= Beginning of Section =

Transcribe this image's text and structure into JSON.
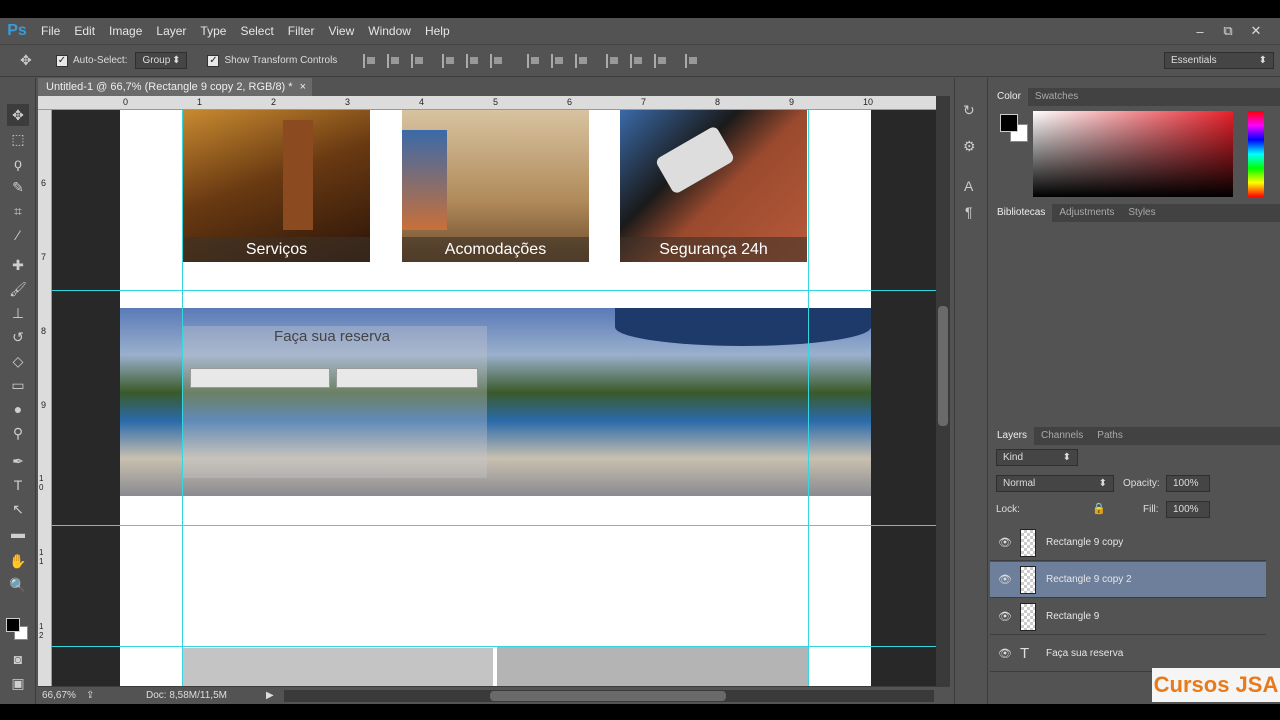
{
  "app": {
    "logo": "Ps"
  },
  "menu": [
    "File",
    "Edit",
    "Image",
    "Layer",
    "Type",
    "Select",
    "Filter",
    "View",
    "Window",
    "Help"
  ],
  "window_controls": {
    "minimize": "–",
    "restore": "⧉",
    "close": "✕"
  },
  "options": {
    "auto_select_label": "Auto-Select:",
    "auto_select_value": "Group",
    "transform_label": "Show Transform Controls",
    "workspace": "Essentials"
  },
  "document": {
    "tab_title": "Untitled-1 @ 66,7% (Rectangle 9 copy 2, RGB/8) *",
    "close": "×",
    "zoom": "66,67%",
    "doc_info": "Doc: 8,58M/11,5M"
  },
  "ruler_top": [
    "0",
    "1",
    "2",
    "3",
    "4",
    "5",
    "6",
    "7",
    "8",
    "9",
    "10"
  ],
  "ruler_left": [
    "6",
    "7",
    "8",
    "9",
    "1 0",
    "1 1",
    "1 2"
  ],
  "canvas": {
    "tiles": [
      {
        "label": "Serviços",
        "bg": "#7a4a1c"
      },
      {
        "label": "Acomodações",
        "bg": "#b08a5a"
      },
      {
        "label": "Segurança 24h",
        "bg": "#8a4a2e"
      }
    ],
    "reserve_title": "Faça sua reserva"
  },
  "panels": {
    "color_tabs": [
      "Color",
      "Swatches"
    ],
    "library_tabs": [
      "Bibliotecas",
      "Adjustments",
      "Styles"
    ],
    "layers_tabs": [
      "Layers",
      "Channels",
      "Paths"
    ],
    "kind": "Kind",
    "blend": "Normal",
    "opacity_label": "Opacity:",
    "opacity": "100%",
    "lock_label": "Lock:",
    "fill_label": "Fill:",
    "fill": "100%",
    "layers": [
      {
        "name": "Rectangle 9 copy",
        "selected": false,
        "type": "raster"
      },
      {
        "name": "Rectangle 9 copy 2",
        "selected": true,
        "type": "raster"
      },
      {
        "name": "Rectangle 9",
        "selected": false,
        "type": "raster"
      },
      {
        "name": "Faça sua reserva",
        "selected": false,
        "type": "text"
      }
    ]
  },
  "watermark": "Cursos JSA",
  "colors": {
    "accent": "#3b9bd8",
    "guide": "#36d6e0",
    "selected_layer": "#6e7f9c"
  }
}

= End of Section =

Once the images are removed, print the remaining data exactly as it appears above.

• _Solution below_:
Transcribe this image's text and structure into JSON.
{
  "app": {
    "logo": "Ps"
  },
  "menu": [
    "File",
    "Edit",
    "Image",
    "Layer",
    "Type",
    "Select",
    "Filter",
    "View",
    "Window",
    "Help"
  ],
  "window_controls": {
    "minimize": "–",
    "restore": "⧉",
    "close": "✕"
  },
  "options": {
    "auto_select_label": "Auto-Select:",
    "auto_select_value": "Group",
    "transform_label": "Show Transform Controls",
    "workspace": "Essentials"
  },
  "document": {
    "tab_title": "Untitled-1 @ 66,7% (Rectangle 9 copy 2, RGB/8) *",
    "close": "×",
    "zoom": "66,67%",
    "doc_info": "Doc: 8,58M/11,5M"
  },
  "ruler_top": [
    "0",
    "1",
    "2",
    "3",
    "4",
    "5",
    "6",
    "7",
    "8",
    "9",
    "10"
  ],
  "ruler_left": [
    "6",
    "7",
    "8",
    "9",
    "1 0",
    "1 1",
    "1 2"
  ],
  "canvas": {
    "tiles": [
      {
        "label": "Serviços",
        "bg": "#7a4a1c"
      },
      {
        "label": "Acomodações",
        "bg": "#b08a5a"
      },
      {
        "label": "Segurança 24h",
        "bg": "#8a4a2e"
      }
    ],
    "reserve_title": "Faça sua reserva"
  },
  "panels": {
    "color_tabs": [
      "Color",
      "Swatches"
    ],
    "library_tabs": [
      "Bibliotecas",
      "Adjustments",
      "Styles"
    ],
    "layers_tabs": [
      "Layers",
      "Channels",
      "Paths"
    ],
    "kind": "Kind",
    "blend": "Normal",
    "opacity_label": "Opacity:",
    "opacity": "100%",
    "lock_label": "Lock:",
    "fill_label": "Fill:",
    "fill": "100%",
    "layers": [
      {
        "name": "Rectangle 9 copy",
        "selected": false,
        "type": "raster"
      },
      {
        "name": "Rectangle 9 copy 2",
        "selected": true,
        "type": "raster"
      },
      {
        "name": "Rectangle 9",
        "selected": false,
        "type": "raster"
      },
      {
        "name": "Faça sua reserva",
        "selected": false,
        "type": "text"
      }
    ]
  },
  "watermark": "Cursos JSA",
  "colors": {
    "accent": "#3b9bd8",
    "guide": "#36d6e0",
    "selected_layer": "#6e7f9c"
  }
}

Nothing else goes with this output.